Based on these deficiencies, we cannot conclude that Child received the benefit of counsel representing his legal interests and directed by him, and we must deny the petition to withdraw filed by Mother's counsel. In a typical Anders case, we would direct Mother's counsel to file an advocate's brief arguing the issue of Child's right to counsel. See Commonwealth v. Tejada , 176 A.3d 355, 362 (Pa. Super. 2017) (denying counsel's petition to withdraw and directing her to file an advocate's brief, where her Anders brief included an issue that was not frivolous). However, when addressing a parent's right to counsel in the Anders context, this Court has chosen to vacate the termination decree and remand without requiring an advocate's brief. See In re X.J., 105 A.3d 1, 7 (Pa. Super. 2014) (vacating the termination decree in an Anders case, where the record revealed that the appellant did not receive counsel). We believe that this is the more prudent course of action, because it will remedy Child's lack of adequate legal representation in an expedient fashion.

Therefore, we deny the petition to withdraw filed by Mother's counsel and vacate the decree terminating her parental rights without prejudice. On remand, Attorney DeStefano must interview Child and attempt to discern his preferred outcome. He must then notify the trial court of that preference. If Child is either unable or unwilling to provide a preferred outcome, Attorney DeStefano must inform the court of that as well. If Child's preferred outcome is consistent with the result of the prior termination proceeding, or if Child is unable or unwilling to express a clear preferred outcome, the court may reenter its January 12, 2018 decree. If Child's preferred outcome is inconsistent with the result of the prior termination proceeding, the court must conduct a new hearing, during which Attorney DeStefano must advocate actively for Child's legal interests. See In re Adoption of D.M.C., ___ A.3d ___, 2018 WL 3341686 (Pa. Super. filed July 9, 2018). If for some reason Attorney DeStefano is unable or unwilling to undertake these obligations, the court must appoint new counsel.

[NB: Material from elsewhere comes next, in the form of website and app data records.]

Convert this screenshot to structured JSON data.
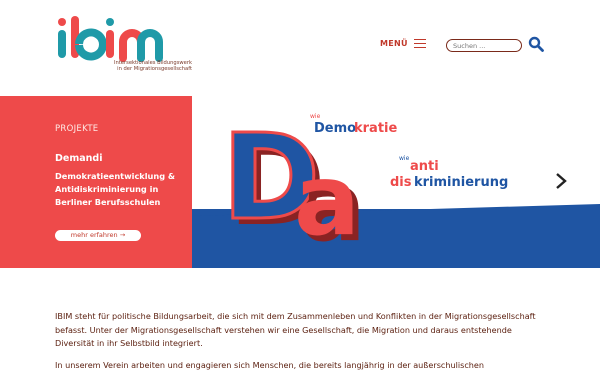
{
  "header": {
    "logo_text": "ibim",
    "logo_subtitle_line1": "Intersektionales Bildungswerk",
    "logo_subtitle_line2": "in der Migrationsgesellschaft",
    "menu_label": "MENÜ",
    "search_placeholder": "Suchen ..."
  },
  "hero": {
    "section_label": "PROJEKTE",
    "title": "Demаndi",
    "description": "Demokratieentwicklung & Antidiskriminierung in Berliner Berufsschulen",
    "more_label": "mehr erfahren →",
    "art": {
      "letter_d": "D",
      "letter_a": "a",
      "wie1": "wie",
      "demo_prefix": "Demo",
      "demo_suffix": "kratie",
      "wie2": "wie",
      "anti": "anti",
      "dis": "dis",
      "krim": "kriminierung"
    }
  },
  "content": {
    "paragraph1": "IBIM steht für politische Bildungsarbeit, die sich mit dem Zusammenleben und Konflikten in der Migrationsgesellschaft befasst. Unter der Migrationsgesellschaft verstehen wir eine Gesellschaft, die Migration und daraus entstehende Diversität in ihr Selbstbild integriert.",
    "paragraph2": "In unserem Verein arbeiten und engagieren sich Menschen, die bereits langjährig in der außerschulischen"
  },
  "colors": {
    "red": "#ee4a4a",
    "blue": "#1f55a3",
    "teal": "#1f9aa8",
    "dark_red_text": "#5a1e0e"
  }
}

This Court has stated the following with regard to interviews of children by legal counsel.

We recognize that ascertaining a child's position is a difficult task. It often entails undergoing a delicate conversation that needs to be undertaken with sensitivity and skill, and differs from an interview that an attorney would conduct of an adult. Nevertheless, our legislature has tasked legal-interests counsel with this job. See L.B.M., 161 A.3d at 180 (holding, in a section joined by five Justices, that "when a child's relationship with his or her birth family could be severed permanently and against the wishes of the parents, the legislature made the policy judgment, as is evident from the plain, unambiguous language of the statute, that a lawyer who represents the child's legal interests, and who is directed by the child, is a necessity"). Accordingly, it is incumbent upon legal-interests counsel to do all that counsel can to create a relationship of trust between counsel and client, and then explain, commensurate with a child's level of development, the nature of the legal proceedings, followed by specific questions to ascertain the child's desired outcome and the direction the child wants counsel to take. We observe that Pa.R.P.C. 1.14 provides some guidance for representation of clients with diminished capacity.


Decree vacated without prejudice to permit the trial court to reenter the original decree if a new hearing is not held. Case remanded for further proceedings consistent with this memorandum. Jurisdiction relinquished. Judgment Entered. /s/_________
Joseph D. Seletyn, Esq.
Prothonotary Date: 09/04/2018

In re M.D.Q., ___ A.3d ___, 2018 WL 3322744 at *4 n.2 (Pa. Super. filed July 6, 2018).